No. Stormwater does not get treated at the waste water treatment plant. Stormwater flows untreated to our local rivers and streams.
Any hard or disturbed surfaced area that either prevents or slows down the natural entry of water into the soil. Rooftops, buildings, streets, parking lots, sidewalks, asphalt, concrete, other paving, driveways, compacted gravel, patios, artificial turf and storage areas are all examples of impervious surfaces. These improvements affect natural infiltration, create more runoff, increase the rate of runoff and alter runoff patterns of stormwater that drains from an area.
Polluted stormwater runoff is the number one cause of water pollution in Mississippi. Stormwater is not treated before it enters our waterways. This pollution creates numerous costs to the public and wildlife.
Polluted water can also hurt wildlife that lives in and around creeks, streams and rivers. Soil erosion covers up fish habitats, fertilizers can cause algae to grow, and oil and chemicals can make fish and animals sick. Having pollutants entering our waterways not only hurts our drinking water, but also harms our environment as well.
The amount or quantity of stormwater is also a problem. When rain water falls on hard surfaces, such as parking lots and roads, it cannot seep into the ground. It runs off to lower areas. This water runoff can cause flooding if there is not adequate drainage to safely carry the water from these hard surfaces to rivers, lakes and streams. Flooding can cause damage to yards, buildings, and vehicles. Flooding can also lead to health hazards, such as mold and disease.
Stormwater is managed by using “Best Management Practices” or BMPs. BMPs are designed to help keep pollutants out of runoff and slow down high volumes of runoff. However, preventing pollution from entering waterways is much more affordable than cleaning it up afterwards. This is the basis of our public education program, and is one of the BMPs that are used.
There are also laws that require people and businesses that disturb the soil to take steps to prevent erosion, as well as laws that make dumping materials into waterways illegal. There are laws about litter, picking up after pets, and dumping materials into storm drains that also help to prevent pollution.
Environmental regulations from the Environmental Protection Agency and Mississippi Department of Environmental Quality require that new developments use BMP’s to control the runoff rate, so that it is not more than before development began. This can be done using a variety of ways, from detention ponds to underground filtration units. Our ordinance also states the requirements and that new development must manage and control stormwater.
We can find a lot of different pollutants in the storm drainage system, including: paint thinner, paint, used motor oil, antifreeze, pesticides and fertilizers, sediments containing heavy metals, paper trash and bottles, human and animal feces, dead animals, and food wrappers.
How much is the Stormwater permitting fee? $100/ac
How much is the re-inspection fee? $100
Can I pay the fees online?

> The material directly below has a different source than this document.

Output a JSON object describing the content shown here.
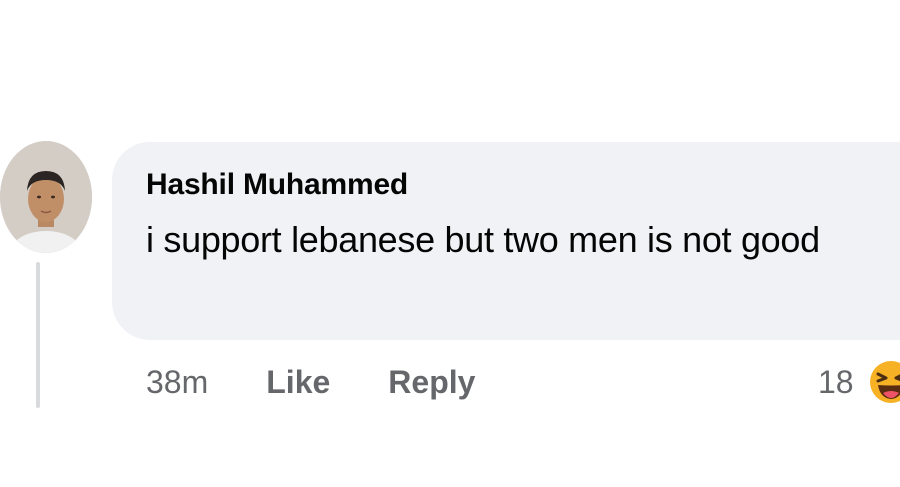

Yes click here
Who do I make the check out to? DeSoto County Stormwater
Where do I mail the check?
Dept of Road Management & Engineering
c/o Mrs. Cathy Barham
2373 Gwynn Rd
Nesbit, MS 38651
I need to file a stormwmater complaint. Fill out the following Drainage Complaint Form.
I need to speak to the Stormwater Manager. Contact Road Manager Robert Jarman at 662.469.8730
I need help obtaining a permit. Contact Civil Engineer Scott Young 662.469.8736
I need to know the status of a permit. Contact Stormwater Coordinator Cathy Barham at 662.469.8731
I need a stormwater inspection. Contact Lead Drainage Inspector Coby Ayers at 662.469.8747
I need a driveway culvert inspection. Contact Surveyor Jack Etheridge at 662.469.8739
What is the Stormwater Hotline? 662.429.8025
What is considered normal business office hours? 7:00 am ‐3:30 pm Monday‐Friday